_The problem_
Where does the word "JSON" show up in the records? Copy every line that holds it.

Stored items:
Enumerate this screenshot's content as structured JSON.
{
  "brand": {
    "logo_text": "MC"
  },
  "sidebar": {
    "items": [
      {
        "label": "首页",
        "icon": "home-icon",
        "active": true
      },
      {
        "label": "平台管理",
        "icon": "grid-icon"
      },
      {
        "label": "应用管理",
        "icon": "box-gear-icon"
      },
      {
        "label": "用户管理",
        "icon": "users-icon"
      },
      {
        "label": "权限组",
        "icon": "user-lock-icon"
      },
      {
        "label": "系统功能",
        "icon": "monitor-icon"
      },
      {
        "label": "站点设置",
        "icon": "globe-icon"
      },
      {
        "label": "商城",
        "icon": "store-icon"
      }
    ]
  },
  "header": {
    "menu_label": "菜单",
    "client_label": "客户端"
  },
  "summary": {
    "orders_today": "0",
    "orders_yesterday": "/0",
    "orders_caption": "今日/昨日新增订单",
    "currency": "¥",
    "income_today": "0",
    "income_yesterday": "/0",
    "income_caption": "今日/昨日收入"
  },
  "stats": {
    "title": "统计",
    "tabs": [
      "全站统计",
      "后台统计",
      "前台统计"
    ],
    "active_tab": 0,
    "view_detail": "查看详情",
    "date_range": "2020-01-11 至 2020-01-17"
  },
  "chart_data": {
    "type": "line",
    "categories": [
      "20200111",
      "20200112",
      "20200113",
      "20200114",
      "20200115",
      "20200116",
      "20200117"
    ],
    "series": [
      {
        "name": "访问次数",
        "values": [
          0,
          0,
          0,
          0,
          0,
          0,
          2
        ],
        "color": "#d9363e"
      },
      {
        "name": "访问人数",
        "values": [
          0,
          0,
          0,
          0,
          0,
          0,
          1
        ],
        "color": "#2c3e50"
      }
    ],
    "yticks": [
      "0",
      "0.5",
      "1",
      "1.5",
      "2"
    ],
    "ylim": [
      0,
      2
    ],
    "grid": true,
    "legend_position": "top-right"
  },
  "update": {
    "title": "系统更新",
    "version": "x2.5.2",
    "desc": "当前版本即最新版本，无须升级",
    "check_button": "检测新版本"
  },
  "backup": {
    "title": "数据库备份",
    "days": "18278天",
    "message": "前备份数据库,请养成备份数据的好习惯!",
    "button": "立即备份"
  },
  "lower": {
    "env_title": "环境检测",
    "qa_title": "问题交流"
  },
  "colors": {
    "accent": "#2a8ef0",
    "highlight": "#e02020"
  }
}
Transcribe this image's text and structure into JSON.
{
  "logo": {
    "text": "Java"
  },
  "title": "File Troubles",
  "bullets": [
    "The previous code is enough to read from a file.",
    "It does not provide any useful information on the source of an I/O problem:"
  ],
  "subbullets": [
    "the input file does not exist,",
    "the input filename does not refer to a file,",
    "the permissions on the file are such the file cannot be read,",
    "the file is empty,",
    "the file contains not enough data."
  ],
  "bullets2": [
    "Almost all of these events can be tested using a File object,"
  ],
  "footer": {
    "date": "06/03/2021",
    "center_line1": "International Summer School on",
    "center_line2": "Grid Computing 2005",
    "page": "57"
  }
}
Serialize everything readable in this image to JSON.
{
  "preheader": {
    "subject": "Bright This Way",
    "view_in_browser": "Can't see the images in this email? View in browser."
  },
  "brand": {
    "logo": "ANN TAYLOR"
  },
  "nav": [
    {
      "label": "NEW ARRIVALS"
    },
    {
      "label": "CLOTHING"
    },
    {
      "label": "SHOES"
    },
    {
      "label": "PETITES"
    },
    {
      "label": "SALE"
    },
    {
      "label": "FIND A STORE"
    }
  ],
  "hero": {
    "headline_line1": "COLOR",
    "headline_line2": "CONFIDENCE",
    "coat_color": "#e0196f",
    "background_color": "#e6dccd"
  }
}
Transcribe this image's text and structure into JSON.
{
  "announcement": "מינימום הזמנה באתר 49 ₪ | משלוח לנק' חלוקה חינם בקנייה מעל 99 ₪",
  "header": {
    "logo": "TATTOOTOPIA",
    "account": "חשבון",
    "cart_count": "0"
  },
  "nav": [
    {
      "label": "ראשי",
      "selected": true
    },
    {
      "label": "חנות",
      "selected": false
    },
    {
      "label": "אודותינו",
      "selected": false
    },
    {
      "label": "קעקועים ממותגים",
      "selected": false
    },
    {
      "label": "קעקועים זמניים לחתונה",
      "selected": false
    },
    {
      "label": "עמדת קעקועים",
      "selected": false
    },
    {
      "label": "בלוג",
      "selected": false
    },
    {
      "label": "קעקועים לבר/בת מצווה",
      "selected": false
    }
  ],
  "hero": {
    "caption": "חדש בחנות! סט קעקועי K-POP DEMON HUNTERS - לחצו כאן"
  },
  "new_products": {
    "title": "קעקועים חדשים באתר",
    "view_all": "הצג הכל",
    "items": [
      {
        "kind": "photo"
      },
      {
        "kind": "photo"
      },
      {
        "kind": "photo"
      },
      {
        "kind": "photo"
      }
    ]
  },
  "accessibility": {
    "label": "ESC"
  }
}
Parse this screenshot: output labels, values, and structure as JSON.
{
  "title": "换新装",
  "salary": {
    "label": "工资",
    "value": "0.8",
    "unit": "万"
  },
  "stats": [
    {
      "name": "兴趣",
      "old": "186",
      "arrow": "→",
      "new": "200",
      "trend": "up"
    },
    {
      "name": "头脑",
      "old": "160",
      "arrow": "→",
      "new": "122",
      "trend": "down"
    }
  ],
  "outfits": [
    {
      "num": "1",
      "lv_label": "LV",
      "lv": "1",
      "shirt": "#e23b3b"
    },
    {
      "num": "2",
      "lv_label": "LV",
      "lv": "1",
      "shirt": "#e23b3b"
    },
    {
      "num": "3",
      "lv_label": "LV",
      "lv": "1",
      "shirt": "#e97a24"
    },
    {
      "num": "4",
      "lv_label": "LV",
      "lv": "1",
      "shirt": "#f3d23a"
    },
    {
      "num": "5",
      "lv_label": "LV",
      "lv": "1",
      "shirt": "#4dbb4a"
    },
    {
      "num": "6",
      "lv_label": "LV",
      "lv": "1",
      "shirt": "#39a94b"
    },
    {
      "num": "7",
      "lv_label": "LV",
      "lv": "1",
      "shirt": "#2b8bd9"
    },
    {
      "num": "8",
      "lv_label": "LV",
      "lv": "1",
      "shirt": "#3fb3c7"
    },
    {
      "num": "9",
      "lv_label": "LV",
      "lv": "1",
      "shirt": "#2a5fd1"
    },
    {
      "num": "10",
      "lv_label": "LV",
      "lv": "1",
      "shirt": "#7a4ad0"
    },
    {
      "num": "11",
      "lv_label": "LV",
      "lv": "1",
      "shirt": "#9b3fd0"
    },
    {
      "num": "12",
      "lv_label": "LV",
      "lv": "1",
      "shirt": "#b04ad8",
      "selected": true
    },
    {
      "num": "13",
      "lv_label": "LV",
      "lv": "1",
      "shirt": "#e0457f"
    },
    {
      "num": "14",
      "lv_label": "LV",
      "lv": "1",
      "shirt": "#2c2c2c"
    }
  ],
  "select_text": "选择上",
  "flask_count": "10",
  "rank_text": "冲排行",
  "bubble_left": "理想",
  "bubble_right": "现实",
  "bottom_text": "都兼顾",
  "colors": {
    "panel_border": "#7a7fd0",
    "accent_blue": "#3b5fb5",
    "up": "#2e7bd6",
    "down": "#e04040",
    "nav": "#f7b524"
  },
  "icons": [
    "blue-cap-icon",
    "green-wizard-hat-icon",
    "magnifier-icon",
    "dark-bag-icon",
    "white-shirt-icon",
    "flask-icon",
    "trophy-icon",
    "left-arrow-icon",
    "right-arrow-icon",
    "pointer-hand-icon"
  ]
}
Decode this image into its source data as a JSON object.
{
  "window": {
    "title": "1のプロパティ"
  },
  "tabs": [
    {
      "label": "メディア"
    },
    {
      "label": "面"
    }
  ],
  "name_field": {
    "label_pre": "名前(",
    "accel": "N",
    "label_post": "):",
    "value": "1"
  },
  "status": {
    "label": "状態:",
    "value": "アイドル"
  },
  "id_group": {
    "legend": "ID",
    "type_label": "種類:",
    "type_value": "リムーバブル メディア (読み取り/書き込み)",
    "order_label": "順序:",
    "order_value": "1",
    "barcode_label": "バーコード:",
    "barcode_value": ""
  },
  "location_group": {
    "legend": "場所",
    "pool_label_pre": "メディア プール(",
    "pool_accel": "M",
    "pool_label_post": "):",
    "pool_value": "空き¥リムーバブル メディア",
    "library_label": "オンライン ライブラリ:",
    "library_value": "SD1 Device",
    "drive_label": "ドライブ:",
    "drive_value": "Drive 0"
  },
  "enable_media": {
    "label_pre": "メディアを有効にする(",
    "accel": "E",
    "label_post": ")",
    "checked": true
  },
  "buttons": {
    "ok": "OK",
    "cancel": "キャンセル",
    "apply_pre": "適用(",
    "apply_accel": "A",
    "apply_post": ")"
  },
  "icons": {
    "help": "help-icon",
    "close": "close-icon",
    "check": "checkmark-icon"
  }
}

_Solution to this exercise_
Enumerate this screenshot's content as structured JSON.
Transcribe this image's text and structure into JSON.
Serialize everything readable in this image to JSON.
Transcribe this image's text and structure into JSON.
Parse this screenshot: output labels, values, and structure as JSON.
Decode this image into its source data as a JSON object.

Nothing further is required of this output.